1. Blood oxygen saturation (SaO) is a potential indicator trait for resistance to ascites in chickens.
2. The objective of the study was to investigate the genetic architecture of SaO in a meat-type chicken line reared in commercial conditions.
3. Data were collected over 15 generations of selection and were divided into two data sets on the basis of a change in recording age from 6 to 5 weeks of age, approximately halfway through the period. The resulting pedigrees comprised in excess of 90 000 birds each and, on average, 12% of these birds had SaO records.
4. Segregation analyses of SaO were carried out assuming a mixed inheritance model that included a major locus segregating in a polygenic background.
5. The analyses suggest that a major gene is involved in the genetic control of SaO in this line. The putative gene acts in a dominant fashion and has an additive effect of around 0.90 sigma(p), equivalent to a predicted difference in SaO between the two homozygous classes of more than 10%. The frequency of the allele that increases SaO changed from 0.53 to 0.65 from the first to the second set of data, consistent with selection on SaO scores.
6. Using estimated genotype probabilities at the putative major locus, we inferred that it acts in an overdominant fashion on body weight and fleshing score. If the low SaO allele leads to susceptibility to ascites, its combined effects are consistent with it being maintained in the population by a balance of natural selection on fitness and artificial selection on growth and carcase traits.

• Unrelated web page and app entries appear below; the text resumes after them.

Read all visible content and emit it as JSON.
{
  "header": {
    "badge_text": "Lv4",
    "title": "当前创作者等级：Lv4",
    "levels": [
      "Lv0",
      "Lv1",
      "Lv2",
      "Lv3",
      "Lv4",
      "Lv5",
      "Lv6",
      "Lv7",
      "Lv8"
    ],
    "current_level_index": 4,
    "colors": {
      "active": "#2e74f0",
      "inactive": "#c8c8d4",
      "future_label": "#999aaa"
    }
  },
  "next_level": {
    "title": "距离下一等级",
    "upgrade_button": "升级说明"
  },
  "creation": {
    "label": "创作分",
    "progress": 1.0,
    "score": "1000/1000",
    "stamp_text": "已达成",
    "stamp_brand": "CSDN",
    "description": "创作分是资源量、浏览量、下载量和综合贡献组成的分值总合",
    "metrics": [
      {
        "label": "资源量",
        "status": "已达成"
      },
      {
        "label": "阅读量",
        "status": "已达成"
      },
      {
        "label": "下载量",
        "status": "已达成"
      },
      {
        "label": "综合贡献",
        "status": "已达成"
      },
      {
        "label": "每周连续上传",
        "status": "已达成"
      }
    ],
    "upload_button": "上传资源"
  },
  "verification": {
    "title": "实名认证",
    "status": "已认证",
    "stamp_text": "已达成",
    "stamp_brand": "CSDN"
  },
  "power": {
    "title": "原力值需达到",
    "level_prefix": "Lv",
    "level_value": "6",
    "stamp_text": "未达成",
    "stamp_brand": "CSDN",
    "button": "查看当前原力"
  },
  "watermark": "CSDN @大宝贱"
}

7. Even with selection on both SaO and growth traits, the combined genotypic effects would make it difficult to remove the unfavourable low-SaO allele by means of traditional selection without the use of genetic markers.